*REQUIREMENT*
Return all lines of the records that contain the word "doctor".

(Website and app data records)
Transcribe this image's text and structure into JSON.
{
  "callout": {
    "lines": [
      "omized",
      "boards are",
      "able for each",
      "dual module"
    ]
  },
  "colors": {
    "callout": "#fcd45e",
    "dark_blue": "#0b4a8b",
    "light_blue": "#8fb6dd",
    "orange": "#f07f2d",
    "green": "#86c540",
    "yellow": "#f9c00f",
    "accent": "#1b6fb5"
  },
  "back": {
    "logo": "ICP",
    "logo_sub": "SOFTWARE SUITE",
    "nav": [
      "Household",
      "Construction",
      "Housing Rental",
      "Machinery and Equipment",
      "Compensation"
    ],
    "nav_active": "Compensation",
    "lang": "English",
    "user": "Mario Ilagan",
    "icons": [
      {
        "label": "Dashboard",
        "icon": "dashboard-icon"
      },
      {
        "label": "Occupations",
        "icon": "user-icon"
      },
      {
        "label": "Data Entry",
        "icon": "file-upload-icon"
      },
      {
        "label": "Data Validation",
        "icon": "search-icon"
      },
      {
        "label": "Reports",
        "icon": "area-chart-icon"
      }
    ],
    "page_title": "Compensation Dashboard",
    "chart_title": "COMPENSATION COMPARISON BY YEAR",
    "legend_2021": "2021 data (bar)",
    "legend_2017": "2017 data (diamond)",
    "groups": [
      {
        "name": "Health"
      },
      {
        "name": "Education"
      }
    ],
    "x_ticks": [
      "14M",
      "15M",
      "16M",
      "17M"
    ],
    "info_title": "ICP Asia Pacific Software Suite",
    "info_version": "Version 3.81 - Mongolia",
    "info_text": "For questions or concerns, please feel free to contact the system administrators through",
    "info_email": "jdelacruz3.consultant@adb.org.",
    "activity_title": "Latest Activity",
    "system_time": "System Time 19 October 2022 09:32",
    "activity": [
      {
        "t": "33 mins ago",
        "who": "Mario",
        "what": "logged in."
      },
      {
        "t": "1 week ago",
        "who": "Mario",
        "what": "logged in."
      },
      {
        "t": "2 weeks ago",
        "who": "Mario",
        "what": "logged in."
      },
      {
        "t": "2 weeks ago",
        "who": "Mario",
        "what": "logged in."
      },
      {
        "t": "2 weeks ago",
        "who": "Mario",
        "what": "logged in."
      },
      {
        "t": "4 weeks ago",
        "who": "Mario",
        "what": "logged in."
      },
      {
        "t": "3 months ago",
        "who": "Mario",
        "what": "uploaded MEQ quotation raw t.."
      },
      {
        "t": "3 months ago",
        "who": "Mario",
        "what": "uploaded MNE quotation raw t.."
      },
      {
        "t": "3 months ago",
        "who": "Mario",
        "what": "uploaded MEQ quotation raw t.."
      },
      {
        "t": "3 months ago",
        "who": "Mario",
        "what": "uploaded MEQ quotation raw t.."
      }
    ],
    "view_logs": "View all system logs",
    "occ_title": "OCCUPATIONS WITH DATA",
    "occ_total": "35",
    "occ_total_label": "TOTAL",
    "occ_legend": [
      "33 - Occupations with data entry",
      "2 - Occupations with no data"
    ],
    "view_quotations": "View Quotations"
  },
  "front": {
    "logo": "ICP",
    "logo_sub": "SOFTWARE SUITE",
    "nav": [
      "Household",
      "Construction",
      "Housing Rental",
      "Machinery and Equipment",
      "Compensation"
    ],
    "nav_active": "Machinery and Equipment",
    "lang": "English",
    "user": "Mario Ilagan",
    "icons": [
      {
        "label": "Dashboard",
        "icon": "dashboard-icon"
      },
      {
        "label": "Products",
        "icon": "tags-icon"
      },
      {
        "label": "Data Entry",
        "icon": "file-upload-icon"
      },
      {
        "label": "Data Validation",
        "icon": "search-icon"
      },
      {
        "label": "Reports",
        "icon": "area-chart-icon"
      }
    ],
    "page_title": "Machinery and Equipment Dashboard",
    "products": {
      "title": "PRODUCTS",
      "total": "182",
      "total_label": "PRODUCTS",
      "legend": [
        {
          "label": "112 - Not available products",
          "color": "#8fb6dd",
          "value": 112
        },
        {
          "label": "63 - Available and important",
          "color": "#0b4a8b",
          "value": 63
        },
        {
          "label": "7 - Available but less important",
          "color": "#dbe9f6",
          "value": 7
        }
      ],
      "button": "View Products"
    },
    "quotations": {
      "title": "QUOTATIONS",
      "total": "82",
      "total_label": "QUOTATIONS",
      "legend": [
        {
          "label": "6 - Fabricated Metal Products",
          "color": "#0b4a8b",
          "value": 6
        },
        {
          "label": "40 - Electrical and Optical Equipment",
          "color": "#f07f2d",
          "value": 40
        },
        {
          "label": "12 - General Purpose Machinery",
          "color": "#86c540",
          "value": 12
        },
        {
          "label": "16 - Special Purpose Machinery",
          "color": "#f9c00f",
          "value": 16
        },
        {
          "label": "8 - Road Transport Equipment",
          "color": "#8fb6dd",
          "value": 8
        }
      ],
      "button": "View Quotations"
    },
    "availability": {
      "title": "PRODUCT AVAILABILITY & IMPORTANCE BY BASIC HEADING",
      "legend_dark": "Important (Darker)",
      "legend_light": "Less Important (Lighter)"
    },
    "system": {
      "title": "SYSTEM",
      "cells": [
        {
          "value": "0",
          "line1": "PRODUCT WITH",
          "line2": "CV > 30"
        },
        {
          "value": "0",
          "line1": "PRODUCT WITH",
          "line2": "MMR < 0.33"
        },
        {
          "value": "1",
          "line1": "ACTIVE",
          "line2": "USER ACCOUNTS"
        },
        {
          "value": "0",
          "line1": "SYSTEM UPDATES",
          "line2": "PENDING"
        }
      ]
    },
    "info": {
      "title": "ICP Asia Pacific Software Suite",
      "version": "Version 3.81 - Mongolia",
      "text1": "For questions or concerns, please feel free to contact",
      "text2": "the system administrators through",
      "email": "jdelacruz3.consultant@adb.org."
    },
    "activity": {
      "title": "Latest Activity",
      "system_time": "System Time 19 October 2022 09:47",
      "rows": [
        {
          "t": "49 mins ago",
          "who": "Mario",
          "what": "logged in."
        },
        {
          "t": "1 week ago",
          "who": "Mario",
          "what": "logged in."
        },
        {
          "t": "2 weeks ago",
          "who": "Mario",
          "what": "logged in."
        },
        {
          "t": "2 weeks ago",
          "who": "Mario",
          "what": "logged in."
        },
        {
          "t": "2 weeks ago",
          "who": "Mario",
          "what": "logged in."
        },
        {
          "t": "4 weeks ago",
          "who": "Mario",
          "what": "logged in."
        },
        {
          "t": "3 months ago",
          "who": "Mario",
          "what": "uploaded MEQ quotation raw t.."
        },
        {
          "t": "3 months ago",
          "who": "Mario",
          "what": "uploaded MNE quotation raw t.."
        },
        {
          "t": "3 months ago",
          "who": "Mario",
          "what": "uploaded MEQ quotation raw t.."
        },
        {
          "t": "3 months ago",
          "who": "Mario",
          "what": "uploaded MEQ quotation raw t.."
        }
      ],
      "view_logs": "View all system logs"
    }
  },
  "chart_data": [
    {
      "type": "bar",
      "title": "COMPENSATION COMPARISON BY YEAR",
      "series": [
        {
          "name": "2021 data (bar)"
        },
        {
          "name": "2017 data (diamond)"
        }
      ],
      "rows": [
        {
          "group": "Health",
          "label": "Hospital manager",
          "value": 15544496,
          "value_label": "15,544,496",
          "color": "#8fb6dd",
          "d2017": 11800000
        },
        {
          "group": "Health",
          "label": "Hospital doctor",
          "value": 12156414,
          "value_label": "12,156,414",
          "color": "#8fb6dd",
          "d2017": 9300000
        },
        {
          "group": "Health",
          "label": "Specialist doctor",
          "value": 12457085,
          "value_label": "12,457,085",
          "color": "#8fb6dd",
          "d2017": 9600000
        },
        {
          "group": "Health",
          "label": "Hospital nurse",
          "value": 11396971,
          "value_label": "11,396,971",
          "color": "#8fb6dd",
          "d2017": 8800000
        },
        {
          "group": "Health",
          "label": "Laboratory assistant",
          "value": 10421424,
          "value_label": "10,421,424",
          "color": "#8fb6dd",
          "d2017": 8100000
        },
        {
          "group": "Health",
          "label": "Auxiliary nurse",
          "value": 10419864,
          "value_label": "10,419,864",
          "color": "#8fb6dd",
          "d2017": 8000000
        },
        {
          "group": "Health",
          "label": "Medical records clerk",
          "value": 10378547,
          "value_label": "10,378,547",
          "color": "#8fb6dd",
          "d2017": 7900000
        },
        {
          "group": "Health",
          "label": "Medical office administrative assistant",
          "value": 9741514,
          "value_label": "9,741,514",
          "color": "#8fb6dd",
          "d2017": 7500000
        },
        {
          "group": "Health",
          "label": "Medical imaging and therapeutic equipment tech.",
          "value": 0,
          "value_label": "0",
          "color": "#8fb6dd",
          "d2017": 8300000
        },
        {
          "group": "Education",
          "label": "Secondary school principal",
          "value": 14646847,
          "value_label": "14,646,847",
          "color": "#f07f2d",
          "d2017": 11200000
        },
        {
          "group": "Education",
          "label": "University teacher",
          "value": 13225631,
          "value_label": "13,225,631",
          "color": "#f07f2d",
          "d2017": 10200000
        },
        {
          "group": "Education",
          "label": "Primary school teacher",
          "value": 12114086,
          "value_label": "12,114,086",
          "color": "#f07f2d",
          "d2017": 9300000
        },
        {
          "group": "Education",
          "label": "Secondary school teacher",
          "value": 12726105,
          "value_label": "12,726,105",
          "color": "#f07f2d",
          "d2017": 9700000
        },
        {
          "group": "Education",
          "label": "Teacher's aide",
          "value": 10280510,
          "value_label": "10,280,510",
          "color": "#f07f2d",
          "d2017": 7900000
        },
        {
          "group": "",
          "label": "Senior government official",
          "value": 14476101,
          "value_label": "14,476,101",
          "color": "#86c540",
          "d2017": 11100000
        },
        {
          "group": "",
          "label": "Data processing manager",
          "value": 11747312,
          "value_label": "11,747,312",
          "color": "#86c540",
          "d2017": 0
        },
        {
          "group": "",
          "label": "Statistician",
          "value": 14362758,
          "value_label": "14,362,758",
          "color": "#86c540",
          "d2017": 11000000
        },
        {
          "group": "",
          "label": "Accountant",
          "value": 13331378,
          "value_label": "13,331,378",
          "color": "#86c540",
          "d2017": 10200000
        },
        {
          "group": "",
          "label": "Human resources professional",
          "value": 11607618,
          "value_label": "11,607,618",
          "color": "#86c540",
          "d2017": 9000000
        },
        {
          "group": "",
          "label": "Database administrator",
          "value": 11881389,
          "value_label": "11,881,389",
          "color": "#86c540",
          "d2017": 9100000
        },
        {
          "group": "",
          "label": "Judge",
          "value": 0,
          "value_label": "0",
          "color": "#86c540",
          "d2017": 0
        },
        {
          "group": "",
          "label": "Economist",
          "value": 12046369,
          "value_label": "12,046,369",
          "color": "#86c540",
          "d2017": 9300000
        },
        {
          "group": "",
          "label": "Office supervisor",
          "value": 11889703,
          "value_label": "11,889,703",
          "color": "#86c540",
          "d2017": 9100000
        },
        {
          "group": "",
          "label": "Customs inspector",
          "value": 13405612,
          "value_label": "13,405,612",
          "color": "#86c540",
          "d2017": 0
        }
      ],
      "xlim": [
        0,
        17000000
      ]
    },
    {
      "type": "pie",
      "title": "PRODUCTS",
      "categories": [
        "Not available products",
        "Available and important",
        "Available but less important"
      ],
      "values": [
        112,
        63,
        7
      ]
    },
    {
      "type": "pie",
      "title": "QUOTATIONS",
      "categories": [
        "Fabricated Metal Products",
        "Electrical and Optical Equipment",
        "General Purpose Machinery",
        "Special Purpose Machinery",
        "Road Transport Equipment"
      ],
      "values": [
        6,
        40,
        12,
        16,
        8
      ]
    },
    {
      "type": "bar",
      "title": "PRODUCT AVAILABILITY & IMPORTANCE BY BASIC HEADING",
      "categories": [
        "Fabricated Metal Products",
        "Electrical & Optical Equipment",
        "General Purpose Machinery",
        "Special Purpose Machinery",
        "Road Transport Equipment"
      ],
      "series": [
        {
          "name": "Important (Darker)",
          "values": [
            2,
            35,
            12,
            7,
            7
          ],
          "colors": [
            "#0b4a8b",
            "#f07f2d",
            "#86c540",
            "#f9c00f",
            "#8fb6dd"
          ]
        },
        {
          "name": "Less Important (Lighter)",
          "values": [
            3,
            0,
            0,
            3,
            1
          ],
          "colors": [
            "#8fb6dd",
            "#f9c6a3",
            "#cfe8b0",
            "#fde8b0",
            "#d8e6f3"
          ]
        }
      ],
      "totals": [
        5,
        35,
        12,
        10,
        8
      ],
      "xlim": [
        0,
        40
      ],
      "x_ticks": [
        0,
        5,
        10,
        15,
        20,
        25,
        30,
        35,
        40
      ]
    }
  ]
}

*ANSWER TO THE PROBLEM*
          "label": "Hospital doctor",
          "label": "Specialist doctor",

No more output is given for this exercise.